Data for the task:
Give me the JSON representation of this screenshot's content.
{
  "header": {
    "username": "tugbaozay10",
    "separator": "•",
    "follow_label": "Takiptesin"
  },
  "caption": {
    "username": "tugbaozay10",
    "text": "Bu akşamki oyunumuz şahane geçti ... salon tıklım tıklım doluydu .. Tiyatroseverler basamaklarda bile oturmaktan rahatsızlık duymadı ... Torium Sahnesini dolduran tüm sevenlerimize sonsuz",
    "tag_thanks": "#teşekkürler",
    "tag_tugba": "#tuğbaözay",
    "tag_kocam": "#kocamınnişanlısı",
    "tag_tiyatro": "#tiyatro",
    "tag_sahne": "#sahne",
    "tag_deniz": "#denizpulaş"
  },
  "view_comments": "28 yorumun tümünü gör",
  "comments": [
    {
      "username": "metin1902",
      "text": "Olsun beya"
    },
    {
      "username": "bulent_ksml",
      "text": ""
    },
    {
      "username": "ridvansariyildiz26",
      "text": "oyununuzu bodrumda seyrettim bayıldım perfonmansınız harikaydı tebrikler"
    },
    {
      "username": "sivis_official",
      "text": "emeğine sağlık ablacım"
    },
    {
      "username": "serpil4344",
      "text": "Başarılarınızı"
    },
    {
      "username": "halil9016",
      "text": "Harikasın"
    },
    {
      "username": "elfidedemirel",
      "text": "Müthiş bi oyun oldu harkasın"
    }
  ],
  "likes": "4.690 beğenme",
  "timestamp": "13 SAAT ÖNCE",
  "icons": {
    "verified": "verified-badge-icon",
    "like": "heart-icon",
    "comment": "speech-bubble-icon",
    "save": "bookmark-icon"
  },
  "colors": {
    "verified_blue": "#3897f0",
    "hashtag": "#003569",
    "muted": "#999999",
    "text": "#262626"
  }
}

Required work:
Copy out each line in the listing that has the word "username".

Answer to this exercise:
    "username": "tugbaozay10",
    "username": "tugbaozay10",
      "username": "metin1902",
      "username": "bulent_ksml",
      "username": "ridvansariyildiz26",
      "username": "sivis_official",
      "username": "serpil4344",
      "username": "halil9016",
      "username": "elfidedemirel",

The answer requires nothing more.